"Technologies are proliferating at an unprecedented pace," said Coppeans. "Investing in those technologies now is going to help us keep pace and stay ahead of our potential adversaries out into the future. We have to have the capability to sail safely into those waters and have confidence that we can impose our will on an adversary."
Cmdr. Jeffrey Hickox, Zumwalt's executive officer from Pittsburgh, said that the IPS system is the work horse that will enable Zumwalt to project power at sea and to shore. Future weapons such as the electromagnetic rail gun and the solid state laser need massive amounts of power. The IPS system was built to support those technologies as they exit the experimental stage and roll out to the fleet.
"On the legacy ships (guided missile cruisers and destroyers) right now, basically you have 6 MW of power whether you're at 30 knots or 3 knots," said Hickox as he illustrated the differences between the platforms on a white board. "The difference with DDG-1000 is we have 12 MW of power at 30 knots but if we go down to 3 knots, we have almost the full 78MW of power potentially available.
The Navy isn't planning to tie Zumwalt to the pier and wait on the rail gun, however. The ship will deploy with an MK-57 Vertical Launching System (VLS) and two 155mm gun systems, sporting the Long Range Land Attack Projectile (LRLAP). The MK-57 VLS provides more protection for the ship's hull, variable missile load outs that can be changed depending on mission requirements.
"Unlike what most people are used to when they shoot and once it leaves the barrel, it's just ballistics, physics and Isaac Newton in the driver's seat," said Hickox. "With the LRLAP I now have a little computer brain. So now it basically hits exactly where I want when I want."
Hickox expressed that the advanced weaponry, current radars, sensors and the automation capabilities for all areas of the ship will start DDG 1000 out the gate with unparalleled capability.
"Zumwalt may end at three ships, but as far as 4,160 volt power and getting higher energy producing systems to support surface combatants, this is the wave of the future," Hickox said as he expounded upon Zumwalt as a test bench for the Navy. "Going from 4,160 volt power to 13,800 volt power we're getting the Navy into thinking in these terms."
The majority of the Sailors, when asked about what excited them the most about serving on DDG 1000, did not mention future weapons or IPS. Serving aboard a ship named after Adm. Elmo Zumwalt, a man who used his position as the Navy's 19th Chief of Naval Operations to make drastic reforms, was apparently more exciting than rail guns and automation.
"The thing that excites me the most is the history behind Adm. Zumwalt," said Gas Turbine System Technician Mechanical 1st Class Jerome Liverman from Murfreesboro, N.C. "I think he was a great person and just to see this ship grow - the class grow out of his name is very important."
Zumwalt's then-visionary reforms in equal opportunity for women and minorities paved the way for modern Navy policies, such as same-sex marriage benefits and women serving aboard submarines.
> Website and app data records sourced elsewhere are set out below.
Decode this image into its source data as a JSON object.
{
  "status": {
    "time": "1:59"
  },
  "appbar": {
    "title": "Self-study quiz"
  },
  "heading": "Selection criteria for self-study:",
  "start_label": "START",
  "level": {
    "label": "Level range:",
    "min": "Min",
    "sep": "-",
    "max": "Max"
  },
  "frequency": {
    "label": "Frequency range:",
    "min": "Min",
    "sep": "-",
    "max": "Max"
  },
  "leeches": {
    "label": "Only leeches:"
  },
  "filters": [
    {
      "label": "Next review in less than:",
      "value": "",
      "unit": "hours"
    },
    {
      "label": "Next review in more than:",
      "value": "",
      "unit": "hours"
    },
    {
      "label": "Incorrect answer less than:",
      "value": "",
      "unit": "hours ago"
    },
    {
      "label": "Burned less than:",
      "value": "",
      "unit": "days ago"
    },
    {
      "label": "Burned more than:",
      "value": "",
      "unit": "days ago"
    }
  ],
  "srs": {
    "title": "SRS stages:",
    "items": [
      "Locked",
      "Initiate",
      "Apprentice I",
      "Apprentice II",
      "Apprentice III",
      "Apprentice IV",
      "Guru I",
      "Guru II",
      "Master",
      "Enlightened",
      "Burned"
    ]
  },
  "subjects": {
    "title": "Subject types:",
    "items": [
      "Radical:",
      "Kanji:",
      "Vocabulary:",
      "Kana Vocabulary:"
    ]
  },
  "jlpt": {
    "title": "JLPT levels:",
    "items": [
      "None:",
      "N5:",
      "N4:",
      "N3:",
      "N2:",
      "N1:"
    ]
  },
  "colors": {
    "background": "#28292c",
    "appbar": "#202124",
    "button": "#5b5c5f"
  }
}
Hickox said that Zumwalt realized Sailors are the backbone of the Navy and his Z-grams led the charge in looking out for Sailors.
"As far as ... stuff that we take for granted, like being able to wear civilian clothes when we're out on liberty, a lot of the freedoms that we have now, a lot of it is because of Adm. Zumwalt, and I never would've known that until coming here," said Damage Controlman 1st Class Penny Willis, an Elysia, Ohio native. "[Leadership] is really instilling the legacy in us by making sure we honor our namesake, and I'm just really excited to be a part of this. [Zumwalt] is changing and modernizing the Navy, just like Adm. Zumwalt did and I believe it's a perfect fit for this ship."